”I think it’s on all the providers who hold a medical license to know what their community assets are and explain that to people who are fellow medical providers in their community and friends and family who may need medical care.” Nelson said. “This will explain why they want their closest hospital to be a certain level of trauma center, so they can take care of these kinds of patients who would otherwise be flown or driven a number of miles to another place.”

What does it mean if a hospital does not qualify for hospital designation? 

When Region 8 hospitals are visited by the Bureau of Emergency Preparedness, EMS, and Systems of Care, Designation Committee surveyors determine if the hospital has everything necessary to achieve the level for which they've applied. If they do not, a hospital may automatically fail and re-apply in 12 months, or the hospital may be granted a 12 month extension with a revisit to see if minor deficiencies have been resolved. During COVID, hospitals needing to meet required criteria had a slight extension granted. Some of the hospitals met the standards in the required timeframe, while others did not. Facilities that have not met requirements should not be accepting critically injured patients. 

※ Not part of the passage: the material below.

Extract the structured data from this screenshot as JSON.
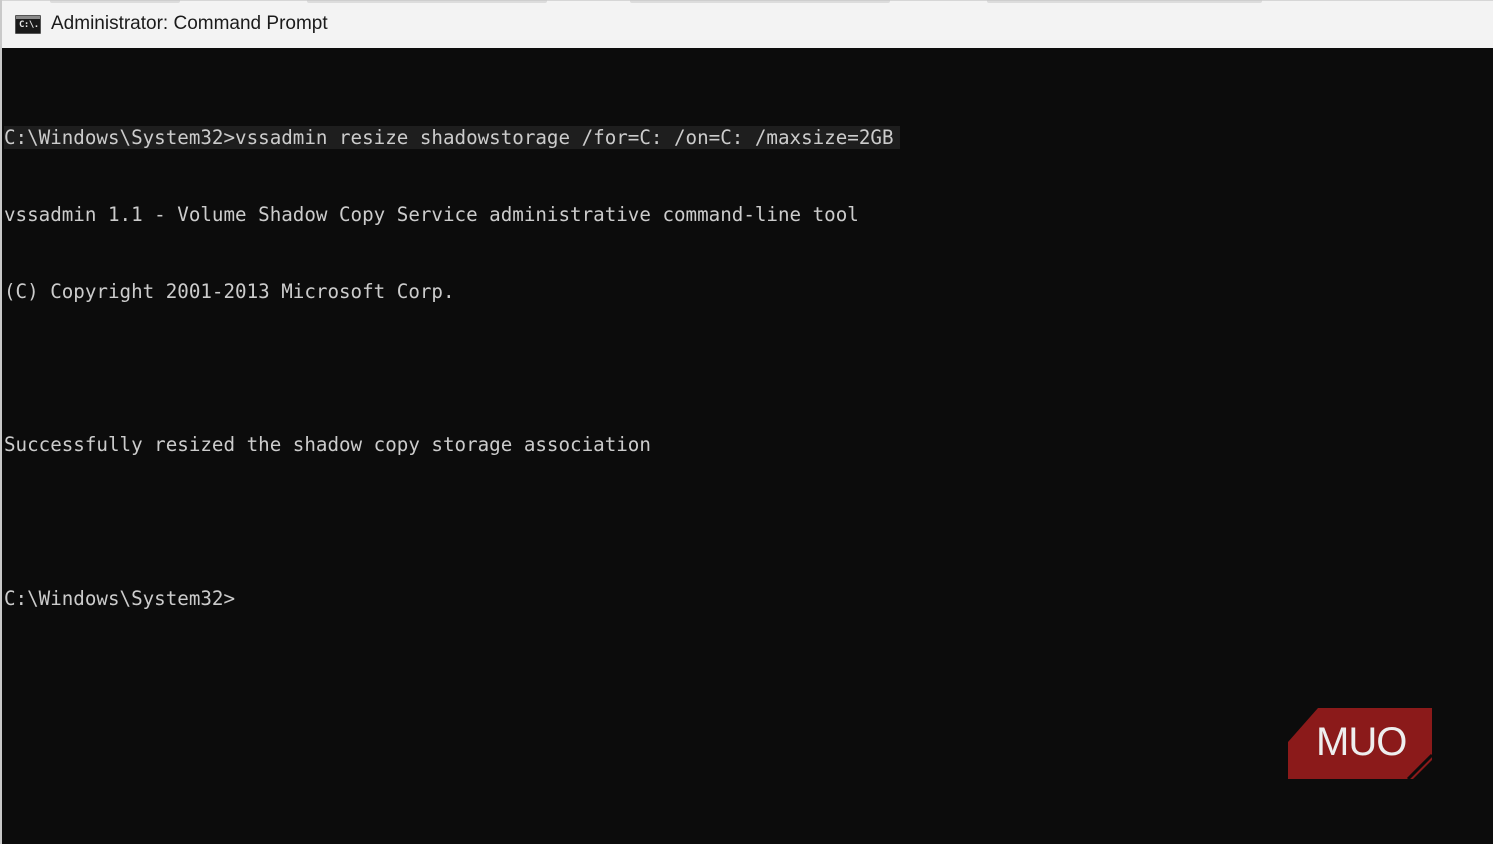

“If you look at a map, it shows that if someone is hurt in a specific region, their hospital level and capabilities are taken into consideration. It all depends on the injuries of that specific patient reaching the appropriate location at the appropriate time,” Nelson said. “In order to bring the patient to whatever type of surgical needs they have as quickly as possible, we may need to arrange rendezvous spots with a helicopter or have a helicopter waiting at a hospital landing pad.” 

Nelson added that the hardest part for her in these situations is that hospitals are given the evaluation checklist ahead of time and know what criteria they will need to meet. Part of her role is to work with hospitals as a consultant. 

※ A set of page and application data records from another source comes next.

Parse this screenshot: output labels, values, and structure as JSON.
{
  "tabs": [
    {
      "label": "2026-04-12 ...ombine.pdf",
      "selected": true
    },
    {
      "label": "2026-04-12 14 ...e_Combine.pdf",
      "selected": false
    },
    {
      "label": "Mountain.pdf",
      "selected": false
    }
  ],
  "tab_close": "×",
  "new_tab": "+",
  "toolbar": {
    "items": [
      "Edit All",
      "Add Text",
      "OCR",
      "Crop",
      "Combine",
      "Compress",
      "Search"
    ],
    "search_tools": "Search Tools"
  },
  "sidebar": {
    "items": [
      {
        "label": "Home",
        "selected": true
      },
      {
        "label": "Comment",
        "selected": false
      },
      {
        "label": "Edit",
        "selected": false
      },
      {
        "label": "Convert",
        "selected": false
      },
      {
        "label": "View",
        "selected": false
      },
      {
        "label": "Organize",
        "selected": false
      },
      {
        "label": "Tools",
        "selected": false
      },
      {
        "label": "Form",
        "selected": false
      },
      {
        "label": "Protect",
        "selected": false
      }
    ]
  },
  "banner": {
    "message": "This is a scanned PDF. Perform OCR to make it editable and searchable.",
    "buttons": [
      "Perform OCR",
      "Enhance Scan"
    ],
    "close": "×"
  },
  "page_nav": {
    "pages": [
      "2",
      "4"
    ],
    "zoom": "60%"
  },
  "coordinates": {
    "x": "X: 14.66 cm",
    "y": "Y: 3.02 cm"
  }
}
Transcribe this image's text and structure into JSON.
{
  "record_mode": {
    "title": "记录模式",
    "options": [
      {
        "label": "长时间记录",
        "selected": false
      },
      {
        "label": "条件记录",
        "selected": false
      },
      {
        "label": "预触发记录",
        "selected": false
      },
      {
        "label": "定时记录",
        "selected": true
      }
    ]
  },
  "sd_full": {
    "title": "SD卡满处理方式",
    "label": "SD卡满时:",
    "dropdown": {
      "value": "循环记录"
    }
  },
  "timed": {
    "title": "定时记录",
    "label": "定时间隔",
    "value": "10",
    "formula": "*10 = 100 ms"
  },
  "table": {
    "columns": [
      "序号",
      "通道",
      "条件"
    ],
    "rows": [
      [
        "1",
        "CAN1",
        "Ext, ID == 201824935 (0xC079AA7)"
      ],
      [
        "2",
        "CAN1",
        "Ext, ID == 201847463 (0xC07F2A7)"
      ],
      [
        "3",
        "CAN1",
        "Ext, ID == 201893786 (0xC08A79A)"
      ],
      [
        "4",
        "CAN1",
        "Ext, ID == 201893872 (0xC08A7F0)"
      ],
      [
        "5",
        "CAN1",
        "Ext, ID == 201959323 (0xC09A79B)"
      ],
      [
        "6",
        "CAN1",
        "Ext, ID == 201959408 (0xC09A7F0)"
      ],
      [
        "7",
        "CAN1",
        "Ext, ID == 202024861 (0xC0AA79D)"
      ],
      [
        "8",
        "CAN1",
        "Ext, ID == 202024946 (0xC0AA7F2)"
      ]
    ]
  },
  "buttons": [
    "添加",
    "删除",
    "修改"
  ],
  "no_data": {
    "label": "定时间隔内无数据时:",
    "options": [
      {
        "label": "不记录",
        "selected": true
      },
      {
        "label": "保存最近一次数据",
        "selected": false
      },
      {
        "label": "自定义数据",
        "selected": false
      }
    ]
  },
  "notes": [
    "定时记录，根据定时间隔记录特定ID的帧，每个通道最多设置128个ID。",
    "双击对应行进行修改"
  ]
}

“They are welcome to ask me a question, and if I don't know the answer, I will either look it up and explain to them or connect them with a peer who has attempted to resolve the same problem for themselves.”

She said that hospital trauma committees need to meet regularly and demonstrate they are doing peer review and performance improvement for best patient outcomes.

How do we help more U.P. Hospitals meet trauma center criteria?

Nelson said that in order for more U.P. hospitals to meet, retain or increase their trauma center level, they must have key personnel with support and education to do their jobs. In this area, time and education can be lacking due to personnel turnover which proposes a barrier to regionalization.

“Our numbers are really small on those critically injured across the U.P., and thankfully so. But that still means the program must be ready,” she said. 

To learn more about the trauma centers and trauma center designation, visit the Michigan Statewide Systems of Care website.


The Northern Michigan University Center for Rural Health seeks to improve the health and well-being of Upper Peninsula residents and communities by developing collaborative partnerships that enhance the access and availability of affordable, quality healthcare services. For questions or comments related to this story, contact